**Work instruction:**
Only lines holding the word "command" should be copied from the material.

=======

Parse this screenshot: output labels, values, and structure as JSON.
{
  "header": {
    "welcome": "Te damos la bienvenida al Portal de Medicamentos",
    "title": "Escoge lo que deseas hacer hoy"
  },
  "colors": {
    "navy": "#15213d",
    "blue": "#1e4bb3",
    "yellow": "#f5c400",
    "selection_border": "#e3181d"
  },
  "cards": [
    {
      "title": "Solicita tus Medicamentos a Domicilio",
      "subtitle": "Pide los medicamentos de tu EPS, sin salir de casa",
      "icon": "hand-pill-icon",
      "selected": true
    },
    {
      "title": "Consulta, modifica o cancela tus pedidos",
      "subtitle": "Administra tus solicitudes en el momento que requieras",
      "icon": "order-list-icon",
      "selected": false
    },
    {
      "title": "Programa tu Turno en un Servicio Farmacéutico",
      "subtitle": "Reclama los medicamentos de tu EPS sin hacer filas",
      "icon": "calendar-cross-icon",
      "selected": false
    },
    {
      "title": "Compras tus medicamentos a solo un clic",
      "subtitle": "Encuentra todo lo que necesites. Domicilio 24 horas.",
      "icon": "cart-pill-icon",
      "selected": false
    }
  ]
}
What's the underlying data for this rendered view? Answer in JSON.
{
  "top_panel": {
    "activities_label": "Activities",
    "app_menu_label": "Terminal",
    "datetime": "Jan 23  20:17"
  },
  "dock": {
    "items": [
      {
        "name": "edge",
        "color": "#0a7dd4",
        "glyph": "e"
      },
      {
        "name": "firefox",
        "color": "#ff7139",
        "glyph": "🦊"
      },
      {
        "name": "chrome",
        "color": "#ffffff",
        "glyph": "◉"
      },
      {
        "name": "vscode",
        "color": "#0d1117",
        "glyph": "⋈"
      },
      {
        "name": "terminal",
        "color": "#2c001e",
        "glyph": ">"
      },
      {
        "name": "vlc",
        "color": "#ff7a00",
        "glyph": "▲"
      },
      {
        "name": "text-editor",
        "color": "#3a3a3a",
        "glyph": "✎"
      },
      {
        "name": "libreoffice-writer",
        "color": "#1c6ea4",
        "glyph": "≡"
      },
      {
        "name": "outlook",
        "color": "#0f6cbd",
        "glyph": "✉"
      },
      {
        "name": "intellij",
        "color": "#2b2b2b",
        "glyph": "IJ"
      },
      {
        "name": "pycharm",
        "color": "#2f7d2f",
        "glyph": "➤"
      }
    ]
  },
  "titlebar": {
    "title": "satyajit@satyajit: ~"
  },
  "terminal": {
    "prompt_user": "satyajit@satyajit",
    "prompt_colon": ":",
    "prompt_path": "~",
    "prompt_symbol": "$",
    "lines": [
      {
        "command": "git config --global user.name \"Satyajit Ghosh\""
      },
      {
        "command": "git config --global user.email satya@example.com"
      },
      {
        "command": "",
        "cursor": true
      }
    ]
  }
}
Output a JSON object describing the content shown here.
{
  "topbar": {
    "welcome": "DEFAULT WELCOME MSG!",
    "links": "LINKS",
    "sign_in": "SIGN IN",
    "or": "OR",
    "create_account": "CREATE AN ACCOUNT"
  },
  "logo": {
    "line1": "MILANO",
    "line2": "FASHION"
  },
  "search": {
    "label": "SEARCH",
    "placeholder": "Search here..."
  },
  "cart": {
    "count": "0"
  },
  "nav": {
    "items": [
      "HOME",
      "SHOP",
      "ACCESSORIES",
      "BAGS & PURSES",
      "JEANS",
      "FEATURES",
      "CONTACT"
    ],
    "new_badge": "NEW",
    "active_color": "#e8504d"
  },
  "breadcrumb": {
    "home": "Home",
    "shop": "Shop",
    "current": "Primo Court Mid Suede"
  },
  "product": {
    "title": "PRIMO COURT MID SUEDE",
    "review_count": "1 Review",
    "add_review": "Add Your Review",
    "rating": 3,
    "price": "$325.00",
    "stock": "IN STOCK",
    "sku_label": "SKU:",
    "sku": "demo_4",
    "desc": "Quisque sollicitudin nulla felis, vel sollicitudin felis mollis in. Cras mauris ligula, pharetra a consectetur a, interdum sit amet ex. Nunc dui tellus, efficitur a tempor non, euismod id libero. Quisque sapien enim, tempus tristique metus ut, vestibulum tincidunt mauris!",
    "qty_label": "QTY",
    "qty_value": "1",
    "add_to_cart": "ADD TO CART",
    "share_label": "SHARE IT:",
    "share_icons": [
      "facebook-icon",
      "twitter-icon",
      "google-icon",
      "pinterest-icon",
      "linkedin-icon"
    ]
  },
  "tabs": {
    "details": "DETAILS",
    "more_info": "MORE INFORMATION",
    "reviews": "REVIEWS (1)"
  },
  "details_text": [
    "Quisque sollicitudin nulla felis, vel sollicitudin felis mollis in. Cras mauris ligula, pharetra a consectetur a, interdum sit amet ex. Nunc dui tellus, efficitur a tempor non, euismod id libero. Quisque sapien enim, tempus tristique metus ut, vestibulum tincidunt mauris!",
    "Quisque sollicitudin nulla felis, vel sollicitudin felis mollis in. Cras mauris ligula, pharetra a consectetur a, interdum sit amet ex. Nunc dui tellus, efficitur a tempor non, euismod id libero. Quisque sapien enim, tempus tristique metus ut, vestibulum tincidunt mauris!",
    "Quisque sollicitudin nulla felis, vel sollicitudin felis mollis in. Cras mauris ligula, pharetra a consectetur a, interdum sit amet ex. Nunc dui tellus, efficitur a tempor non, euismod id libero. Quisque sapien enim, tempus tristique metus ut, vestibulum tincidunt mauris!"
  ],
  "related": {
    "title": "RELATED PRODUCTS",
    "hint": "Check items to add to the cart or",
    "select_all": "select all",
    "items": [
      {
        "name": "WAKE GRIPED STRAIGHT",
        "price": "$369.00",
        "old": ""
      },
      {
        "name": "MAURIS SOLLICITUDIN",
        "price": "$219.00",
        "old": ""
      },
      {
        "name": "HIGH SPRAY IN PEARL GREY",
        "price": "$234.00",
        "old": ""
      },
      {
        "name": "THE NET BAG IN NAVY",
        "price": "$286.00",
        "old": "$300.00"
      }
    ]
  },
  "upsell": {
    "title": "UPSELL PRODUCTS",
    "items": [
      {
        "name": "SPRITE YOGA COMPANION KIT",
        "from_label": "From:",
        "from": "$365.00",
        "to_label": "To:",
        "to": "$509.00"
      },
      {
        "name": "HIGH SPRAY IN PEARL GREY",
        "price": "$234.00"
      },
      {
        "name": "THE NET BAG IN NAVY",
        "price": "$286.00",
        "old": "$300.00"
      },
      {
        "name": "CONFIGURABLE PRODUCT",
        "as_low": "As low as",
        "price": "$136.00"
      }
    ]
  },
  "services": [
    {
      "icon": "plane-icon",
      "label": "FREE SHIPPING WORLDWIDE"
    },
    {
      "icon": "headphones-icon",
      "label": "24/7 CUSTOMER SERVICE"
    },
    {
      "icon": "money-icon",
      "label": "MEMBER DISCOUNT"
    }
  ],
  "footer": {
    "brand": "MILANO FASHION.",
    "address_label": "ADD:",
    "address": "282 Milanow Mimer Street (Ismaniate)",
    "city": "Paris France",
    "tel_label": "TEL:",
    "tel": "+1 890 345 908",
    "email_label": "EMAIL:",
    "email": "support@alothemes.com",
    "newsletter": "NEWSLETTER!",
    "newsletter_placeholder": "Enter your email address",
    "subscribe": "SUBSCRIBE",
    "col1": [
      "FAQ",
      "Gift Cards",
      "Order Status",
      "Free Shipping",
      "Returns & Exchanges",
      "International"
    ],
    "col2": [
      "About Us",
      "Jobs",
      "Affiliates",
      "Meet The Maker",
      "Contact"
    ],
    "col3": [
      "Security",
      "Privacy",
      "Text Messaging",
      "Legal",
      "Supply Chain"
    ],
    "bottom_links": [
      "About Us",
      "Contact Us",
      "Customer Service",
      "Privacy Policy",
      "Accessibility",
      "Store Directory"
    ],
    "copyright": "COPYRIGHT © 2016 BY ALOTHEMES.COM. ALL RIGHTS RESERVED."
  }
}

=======

**Final answer:**
        "command": "git config --global user.name \"Satyajit Ghosh\""
        "command": "git config --global user.email satya@example.com"
        "command": "",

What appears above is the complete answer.